The different fund groups depend upon a wide variety of techniques and philosophies to evaluate investments. Jane Okun, director of investor relations at Northwest Airlines, says that some investors don't even want to talk to the companies in their portfolios; they rely on models which tell them when to buy and sell. DFA manages about $19 billion, with $9 billion in mutual funds and the rest in group trust for pension plans. It runs index funds, including small capitalisation index funds and value funds, which seek to identify companies with low book:price ratios. DFA is prepared to buy stock in every company that falls within the criteria established for the fund. Consequently, its funds own shares in 26 different categories. 'All these companies hire investor relations firms and think they can talk up the price of their stock. They can't,' Sinquefield declares.

Fidelity and Alliance (which had $174 billion under management in early December) employ airline analysts who act as resource people for the rest of the firm. In addition to Richardson, Fidelity has analysts in London and Tokyo, as well as Eric Lass in Boston, who specialises in airline debt. Tice explains that Fidelity's large positions are the sum of a series of decisions taken by individual portfolio managers. There are no committees or senior managers who make macro decisions for all the funds. One portfolio manager may be selling an issue which another is buying.

Similarly, an Alliance spokesman says: 'It's rare that the firm as a whole will say, "This is a good industry to be in." ' It is more likely that a portfolio manager will come up with an idea and will consult with the appropriate analyst, or that an analyst will make recommendations to those portfolio managers for which it is suitable. At both firms, analysts are the primary point of contact with airlines, but portfolio managers regularly join conference calls and meetings with management.
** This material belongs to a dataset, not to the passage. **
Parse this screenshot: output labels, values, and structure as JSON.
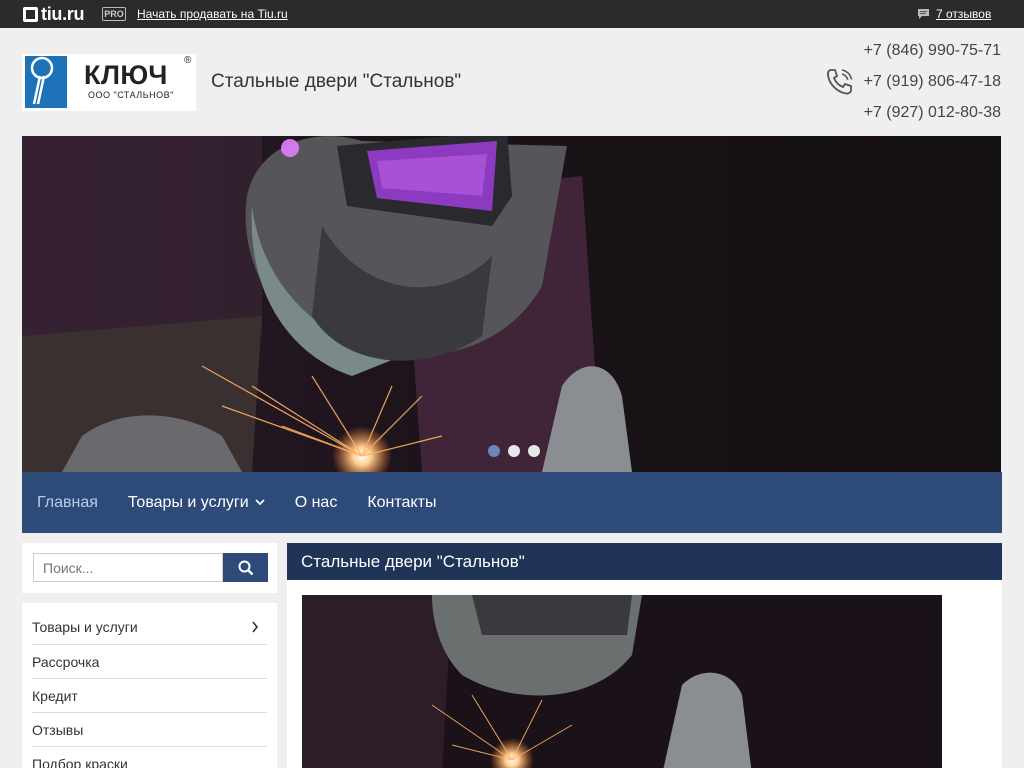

Because of the proliferation of funds that specialise in small-capitalisation equities or in particular industries, even the largest fund groups may consider investments in small companies. Richardson follows every US airline, and he has written a note on a carrier with a market capitalisation of only $14 million.

Some airlines take a more aggressive stance in investor relations than others. Cliff Hew, United's director of investor relations, says the carrier participates in many airline equities conferences organised by the "sell-side" (brokerage firms) and has accompanied sell-side analysts on visits to their major accounts, but has not initiated many meetings with investors directly. This policy may change, however. 'To attract the attention of investor groups, you really have to get out there,' advises America West's Gore. Gary Kelly at Southwest says management travels to New York, Boston, San Francisco, Minneapolis, Kansas City, and Houston annually to meet fund groups. He notes that while sell-side conferences are useful in reaching portfolio managers who are already active in airline equities, they are not as effective in contacting 'non-traditional' investors.

One analyst gives this advice to airlines: 'By far the most effective thing is to have an outstanding investor relations function. I'm talking about an all-encompassing IR function that is open.' He believes that AMR's efforts stand out. 'They give you all the information you need. They long ago realised a fundamental fact of the investment business. Sell-side analysts who can move the price of the stock spend 10-20 per cent of their time doing fundamental research. That is because these analysts are beholden to investment banking departments, the institutional sales forces, big retail producers, and other areas of their firms. Consequently, American concluded that if they want analysts to know the company well, they have to do as much of their job for them as possible.

Source: Airline Business